Evidently there is something subjective, if not arbitrary, about this area of morality, and the mores are ever shifting. The ancient Athenians portrayed the relationship between the adult male and the adolescent boy as the most spiritual of all, while it wouldn't be an article about paedophilia without a run out for the cliché that Romeo and Juliet were barely teenagers.
There is an almost infinite chasm, of course, between two young people expressing their love and a 61-year-old convicted paedophile paying £5.50 to an adolescent Vietnamese hooker for a quickie, or enticing her to live with him in a state she reportedly regarded as marriage. Even so, the variety of opinion and law as to when the post-pubescent female is ready to decide for herself suggests more complexity than some allow.
In a sense, none of this is centrally important. If Vietnam declares the age of consent to be 18 and Mr Gadd defied that law, there can be no arguing with the fact of his criminality. The more significant general point, I think, is the venerable one about compassion.
We on the bleeding-heart, woolly liberal centre left can no more understand the livid certainties of the frothing right, as represented by The Sun, than they can appreciate our agonised refusal to despise those who offend against a moral code we fundamentally share. Few issues separate us, in an unidealistic era, more clinically than the approach to paedophilia.
To me, the pictures of an obese and bald Paul Gadd, his wig long jettisoned and so rotund he'd need the entire contents of the Bacofoil to reprise his act, are poignant. To them, they are nauseating. I regard him as a wretchedly self-indulgent slave to sexual urges he should have the strength to sublimate. They look him on as a callous predator. I see him as the victim of a life-ruining curse. They see him as a monster.
As much as anything I remember him in his pomp, both as a member of the wider gang of which he was so proud to call himself leader, and also personally. When I was eight, my best friend's father was Gary Glitter's manager, and I was invited to his house one Friday night for dinner with him, an incredibly thrilling prospect we celebrated by sneaking into the drinks cabinet and setting about the Harvey's Bristol Cream. By the time he arrived, we'd been sick several times and long since sent to bed in disgrace, from where we chanted "We want Gary" until finally he appeared, sitting on the end of the bed, and sedating us with a bizarre, quasi-lullaby version of "Hello Hello, I'm Back Again" ("did you miss me when I was away, did you hang my picture on my wall?").
Very few will miss him if he goes away again, for anything up to 12 years, and the only people likely to be hanging his picture on the wall are the police forces of any other South-east Asian countries he may have visited since fleeing Britain. And if he did seem a very sweet and gentle man to my eight-year-old self, that hasn't the slightest relevance should he be guilty of exploiting and perpetuating the underage sex industry of Vietnam.

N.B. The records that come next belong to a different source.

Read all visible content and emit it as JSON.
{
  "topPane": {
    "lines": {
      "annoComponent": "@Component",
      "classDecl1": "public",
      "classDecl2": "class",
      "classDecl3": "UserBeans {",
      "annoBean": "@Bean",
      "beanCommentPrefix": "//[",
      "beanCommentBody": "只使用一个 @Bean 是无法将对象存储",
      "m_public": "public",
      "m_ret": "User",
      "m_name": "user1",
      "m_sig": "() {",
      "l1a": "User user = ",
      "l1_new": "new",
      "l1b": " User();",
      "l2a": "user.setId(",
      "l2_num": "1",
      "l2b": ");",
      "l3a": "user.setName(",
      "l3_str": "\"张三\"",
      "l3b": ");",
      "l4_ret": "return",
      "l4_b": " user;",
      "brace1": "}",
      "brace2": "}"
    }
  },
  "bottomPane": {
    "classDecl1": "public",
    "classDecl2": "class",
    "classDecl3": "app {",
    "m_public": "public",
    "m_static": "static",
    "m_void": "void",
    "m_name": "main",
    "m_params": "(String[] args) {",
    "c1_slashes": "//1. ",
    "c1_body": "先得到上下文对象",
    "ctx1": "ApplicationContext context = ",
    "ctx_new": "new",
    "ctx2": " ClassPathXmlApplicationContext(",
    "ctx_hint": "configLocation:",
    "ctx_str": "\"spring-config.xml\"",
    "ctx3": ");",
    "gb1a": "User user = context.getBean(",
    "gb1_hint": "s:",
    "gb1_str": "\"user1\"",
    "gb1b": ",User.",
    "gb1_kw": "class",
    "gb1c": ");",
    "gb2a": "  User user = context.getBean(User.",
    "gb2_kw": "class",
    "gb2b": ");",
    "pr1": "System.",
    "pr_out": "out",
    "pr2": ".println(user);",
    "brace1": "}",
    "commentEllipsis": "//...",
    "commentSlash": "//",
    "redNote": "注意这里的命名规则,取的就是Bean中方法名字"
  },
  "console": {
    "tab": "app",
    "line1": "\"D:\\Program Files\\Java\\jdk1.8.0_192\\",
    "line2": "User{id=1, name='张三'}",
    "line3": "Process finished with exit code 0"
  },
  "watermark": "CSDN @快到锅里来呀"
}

For all that, the bloodlust exhibited towards him is so maniacal, the relish at his downfall so brutal and sadistic, that even this grizzled observer of the British press finds himself shocked. The ironic thing is that even The Sun can, when it chooses, be understanding and compassionate. In a break from licking its lips at the prospect of the Glitter firing squad earlier this week, it celebrated the election to that Fleet Street Hall of Fame of a chief reporter incarcerated after killing his wife - an offence with no age of consent even in Spain, Austria or the Czech Republic.Reuse content